● **The problem**:
Return the data verbatim, without pictures.

● **Data**:
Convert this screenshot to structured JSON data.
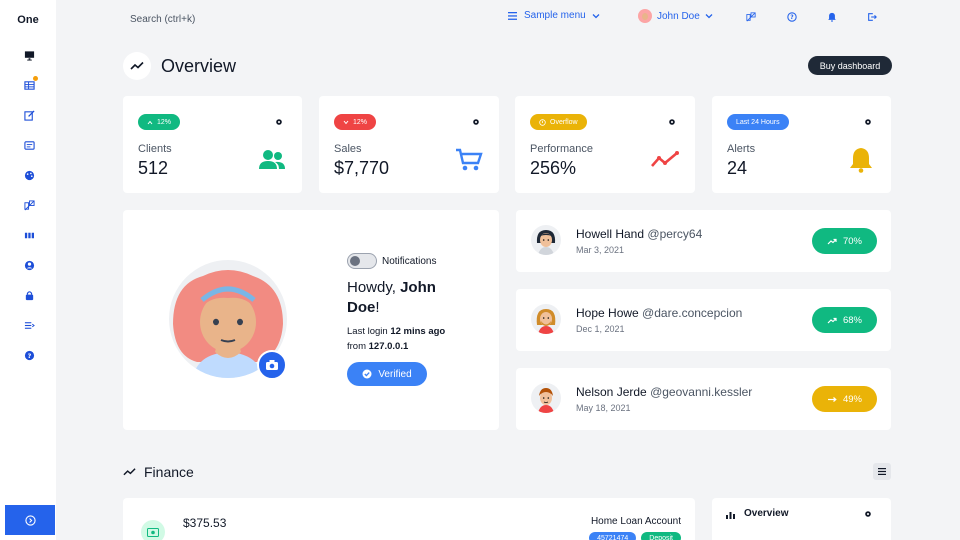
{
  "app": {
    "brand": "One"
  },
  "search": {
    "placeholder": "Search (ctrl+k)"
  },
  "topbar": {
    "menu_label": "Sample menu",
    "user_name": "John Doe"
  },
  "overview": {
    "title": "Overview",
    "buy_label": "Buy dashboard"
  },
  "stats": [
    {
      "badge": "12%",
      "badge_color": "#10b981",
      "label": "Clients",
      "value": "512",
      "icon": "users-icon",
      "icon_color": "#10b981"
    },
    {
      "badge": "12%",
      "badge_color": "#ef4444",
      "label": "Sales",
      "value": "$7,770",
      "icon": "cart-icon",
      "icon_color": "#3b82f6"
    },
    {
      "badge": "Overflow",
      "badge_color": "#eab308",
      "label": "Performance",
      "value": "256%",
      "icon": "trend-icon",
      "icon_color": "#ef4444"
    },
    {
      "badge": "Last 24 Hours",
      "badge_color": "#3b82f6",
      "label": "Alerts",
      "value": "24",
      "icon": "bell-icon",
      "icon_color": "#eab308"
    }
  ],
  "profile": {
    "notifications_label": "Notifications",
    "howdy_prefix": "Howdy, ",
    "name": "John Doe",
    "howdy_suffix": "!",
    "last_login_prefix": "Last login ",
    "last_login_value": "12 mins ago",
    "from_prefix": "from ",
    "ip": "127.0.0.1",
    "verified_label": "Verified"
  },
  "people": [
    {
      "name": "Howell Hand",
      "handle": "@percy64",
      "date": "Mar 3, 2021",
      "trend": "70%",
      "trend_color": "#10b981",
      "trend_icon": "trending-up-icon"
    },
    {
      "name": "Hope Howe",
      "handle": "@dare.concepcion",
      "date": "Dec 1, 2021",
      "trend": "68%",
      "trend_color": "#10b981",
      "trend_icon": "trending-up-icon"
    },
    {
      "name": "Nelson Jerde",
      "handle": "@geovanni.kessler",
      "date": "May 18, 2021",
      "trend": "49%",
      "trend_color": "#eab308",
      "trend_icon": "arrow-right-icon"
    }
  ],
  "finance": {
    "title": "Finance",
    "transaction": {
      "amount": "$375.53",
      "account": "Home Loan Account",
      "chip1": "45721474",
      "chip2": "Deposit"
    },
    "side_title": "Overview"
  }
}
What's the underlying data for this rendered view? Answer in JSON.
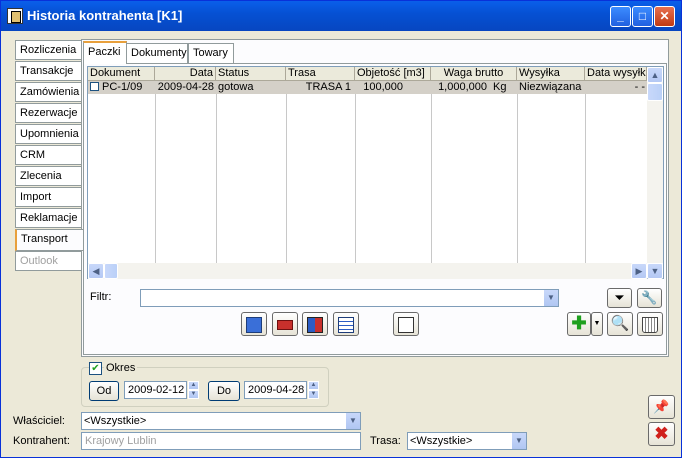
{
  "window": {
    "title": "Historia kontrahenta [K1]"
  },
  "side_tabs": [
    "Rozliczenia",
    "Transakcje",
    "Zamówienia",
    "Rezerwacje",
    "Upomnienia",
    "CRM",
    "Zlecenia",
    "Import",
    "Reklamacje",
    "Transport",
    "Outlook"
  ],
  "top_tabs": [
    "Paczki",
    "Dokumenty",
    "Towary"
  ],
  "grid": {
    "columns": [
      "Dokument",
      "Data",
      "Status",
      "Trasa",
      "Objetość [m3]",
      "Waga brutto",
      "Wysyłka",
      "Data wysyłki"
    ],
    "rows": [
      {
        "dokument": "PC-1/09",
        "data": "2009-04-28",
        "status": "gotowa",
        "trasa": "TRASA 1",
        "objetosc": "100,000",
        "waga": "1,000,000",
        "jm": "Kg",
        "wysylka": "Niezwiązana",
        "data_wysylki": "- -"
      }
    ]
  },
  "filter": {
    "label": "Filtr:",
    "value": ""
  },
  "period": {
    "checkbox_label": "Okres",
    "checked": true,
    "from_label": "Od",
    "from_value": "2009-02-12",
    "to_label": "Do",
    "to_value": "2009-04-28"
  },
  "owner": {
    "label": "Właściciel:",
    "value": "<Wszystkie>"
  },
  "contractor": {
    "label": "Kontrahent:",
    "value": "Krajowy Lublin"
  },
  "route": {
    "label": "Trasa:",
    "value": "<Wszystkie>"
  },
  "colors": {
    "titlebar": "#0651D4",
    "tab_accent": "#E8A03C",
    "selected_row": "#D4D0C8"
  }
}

● **Written solution**:
Convert this screenshot to structured JSON data.
{
  "app": {
    "brand": "One"
  },
  "search": {
    "placeholder": "Search (ctrl+k)"
  },
  "topbar": {
    "menu_label": "Sample menu",
    "user_name": "John Doe"
  },
  "overview": {
    "title": "Overview",
    "buy_label": "Buy dashboard"
  },
  "stats": [
    {
      "badge": "12%",
      "badge_color": "#10b981",
      "label": "Clients",
      "value": "512",
      "icon": "users-icon",
      "icon_color": "#10b981"
    },
    {
      "badge": "12%",
      "badge_color": "#ef4444",
      "label": "Sales",
      "value": "$7,770",
      "icon": "cart-icon",
      "icon_color": "#3b82f6"
    },
    {
      "badge": "Overflow",
      "badge_color": "#eab308",
      "label": "Performance",
      "value": "256%",
      "icon": "trend-icon",
      "icon_color": "#ef4444"
    },
    {
      "badge": "Last 24 Hours",
      "badge_color": "#3b82f6",
      "label": "Alerts",
      "value": "24",
      "icon": "bell-icon",
      "icon_color": "#eab308"
    }
  ],
  "profile": {
    "notifications_label": "Notifications",
    "howdy_prefix": "Howdy, ",
    "name": "John Doe",
    "howdy_suffix": "!",
    "last_login_prefix": "Last login ",
    "last_login_value": "12 mins ago",
    "from_prefix": "from ",
    "ip": "127.0.0.1",
    "verified_label": "Verified"
  },
  "people": [
    {
      "name": "Howell Hand",
      "handle": "@percy64",
      "date": "Mar 3, 2021",
      "trend": "70%",
      "trend_color": "#10b981",
      "trend_icon": "trending-up-icon"
    },
    {
      "name": "Hope Howe",
      "handle": "@dare.concepcion",
      "date": "Dec 1, 2021",
      "trend": "68%",
      "trend_color": "#10b981",
      "trend_icon": "trending-up-icon"
    },
    {
      "name": "Nelson Jerde",
      "handle": "@geovanni.kessler",
      "date": "May 18, 2021",
      "trend": "49%",
      "trend_color": "#eab308",
      "trend_icon": "arrow-right-icon"
    }
  ],
  "finance": {
    "title": "Finance",
    "transaction": {
      "amount": "$375.53",
      "account": "Home Loan Account",
      "chip1": "45721474",
      "chip2": "Deposit"
    },
    "side_title": "Overview"
  }
}
What's the underlying data for this rendered view? Answer in JSON.
{
  "window": {
    "title": "Historia kontrahenta [K1]"
  },
  "side_tabs": [
    "Rozliczenia",
    "Transakcje",
    "Zamówienia",
    "Rezerwacje",
    "Upomnienia",
    "CRM",
    "Zlecenia",
    "Import",
    "Reklamacje",
    "Transport",
    "Outlook"
  ],
  "top_tabs": [
    "Paczki",
    "Dokumenty",
    "Towary"
  ],
  "grid": {
    "columns": [
      "Dokument",
      "Data",
      "Status",
      "Trasa",
      "Objetość [m3]",
      "Waga brutto",
      "Wysyłka",
      "Data wysyłki"
    ],
    "rows": [
      {
        "dokument": "PC-1/09",
        "data": "2009-04-28",
        "status": "gotowa",
        "trasa": "TRASA 1",
        "objetosc": "100,000",
        "waga": "1,000,000",
        "jm": "Kg",
        "wysylka": "Niezwiązana",
        "data_wysylki": "- -"
      }
    ]
  },
  "filter": {
    "label": "Filtr:",
    "value": ""
  },
  "period": {
    "checkbox_label": "Okres",
    "checked": true,
    "from_label": "Od",
    "from_value": "2009-02-12",
    "to_label": "Do",
    "to_value": "2009-04-28"
  },
  "owner": {
    "label": "Właściciel:",
    "value": "<Wszystkie>"
  },
  "contractor": {
    "label": "Kontrahent:",
    "value": "Krajowy Lublin"
  },
  "route": {
    "label": "Trasa:",
    "value": "<Wszystkie>"
  },
  "colors": {
    "titlebar": "#0651D4",
    "tab_accent": "#E8A03C",
    "selected_row": "#D4D0C8"
  }
}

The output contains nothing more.